This rule triggers when SiteGrasp detects that compressible resources were served without gzip compression.


All modern browsers support and automatically negotiate gzip compression for all HTTP requests. Enabling gzip compression can reduce the size of the transferred response by up to 90%, which can significantly reduce the amount of time to download the resource, reduce data usage for the client, and improve the time to first render of your pages. See text compression with GZIP to learn more.


Enable and test gzip compression support on your web server. The HTML5 Boilerplate project contains sample configuration files for all the most popular servers with detailed comments for each configuration flag and setting: find your favorite server in the list, look for the gzip section, and confirm that your server is configured with recommended settings. Alternatively, consult the documentation for your web server on how to enable compression:


SiteGrasp reports that many of my static content files need to be gzipped, but I have configured my web server to serve these files using gzip compression. Why is SiteGrasp not recognizing the compression?

Proxy servers and anti-virus software can disable compression when files are downloaded to a client machine. SiteGrasp's results are based on headers that were actually returned to your client, so if you are running the analysis on a client machine that is using such anti-virus software, or that sits behind an intermediate proxy server (many proxies are transparent, and you may not even be aware of a proxy intervening between your client and web server), they may be the cause of this issue. To determine if a proxy is the cause, you can use the PageSpeed Insights Chrome extension to examine the headers:

  1. Run PageSpeed on the page in question.
  2. Click the Show Resources tab.
  3. Expand the URL of the resource that is being flagged as uncompressed. The headers that accompanied that resource are displayed. If you see a header called Via, Forwarded, or Proxy-Connection, this indicates that a proxy has served the resource.

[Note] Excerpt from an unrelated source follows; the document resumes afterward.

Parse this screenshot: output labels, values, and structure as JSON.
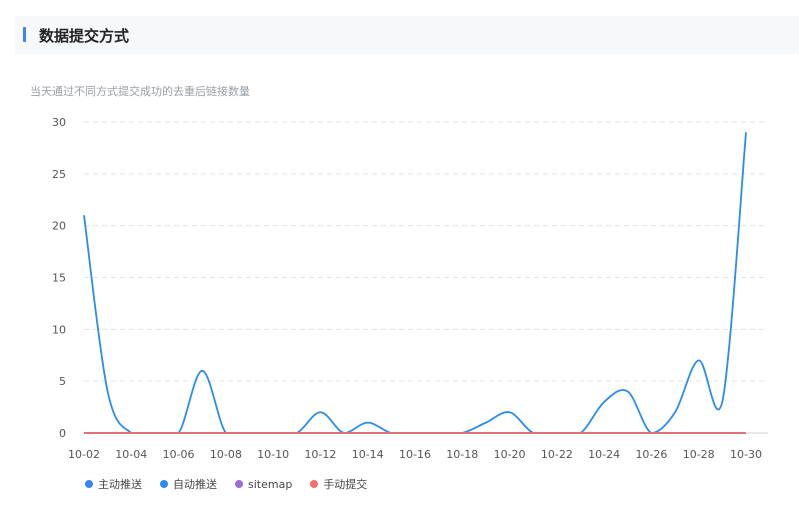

Portions of this page are modifications based on work created and shared by Google and used according to terms described in the Creative Commons 3.0 Attribution License.